Old Fashioned Classroom of the 1930's

Old Fashioned Classroom of the 1930’s
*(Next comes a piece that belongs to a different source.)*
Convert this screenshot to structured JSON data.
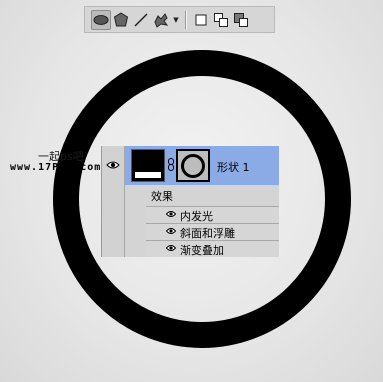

At the far end of the building at a good distance from the regular classrooms was a tower, which housed the room for music instruction. We climbed up the stairs twice a week for our lessons, which we did not find overly inspiring, because our teacher, Mr. T., wanted us to sing for the most part old-fashioned folk songs, to which he played the accompaniment on the piano. While singing in school was a time-honored tradition in all German schools, we openly rebelled against the idea of using our beautiful male voices on silly little songs we remembered from our elementary school years. As it turned out, Mr. T. had never learned to control a rebellious class like ours. The physical distance to the principal’s office was an additional disadvantage. But by far the biggest handicap was the poor selection of songs, which one would describe in modern jargon as inappropriate for our age level. Testing the teacher’s patience we started off by changing the lyrics of the song “High on the yellow coach”. The chorus line at the end of every verse, “But the yellow coach is rolling”, was transformed into “But the Harzer cheese wheel is rolling” (Harzer cheese is one of the more odiferous cheeses and originated in the Harz Mountains). Each time we repeated that ridiculous line, we sang it a little more loudly and more boisterously. The music teacher tried to ignore the adulterated version of one of his beloved folk songs. Revealing his true weakness, he incited us to seek stronger measures. Soon we were deliberately singing off key and as far as our deep voices would allow in high-pitched tones like a clutter of cats whose tails had just been stepped on. This was too much for our music teacher to swallow. His anger gave him courage to rant and rave calling us names we had never heard coming out of the mouth of the normally placid and rather peaceful teacher of music and religion. His whole body convulsed, his eyes wide open with utter contempt glared at us, and he screamed out the word that described us best, “SADISTS!!!”

His mouth so far ajar could no longer hold his dentures in place. They popped out and landed with a clatter on the floor. Nobody moved. There was dead silence in the classroom. We were stuck in a morass of embarrassment. We had gone too far. I felt guilty and still feel guilty thinking about it today that I had not opposed the shameful escalation of psychological violence perpetrated against a defenseless human being. After Mr. T. had sufficiently calmed down, he bent down and picked up his dentures off the floor, and without saying so much as another word left the music room, quietly closed the door behind him, as if not to disturb our remorseful silence. The next day he did not show for work. The rumor had it that he had suffered a nervous breakdown.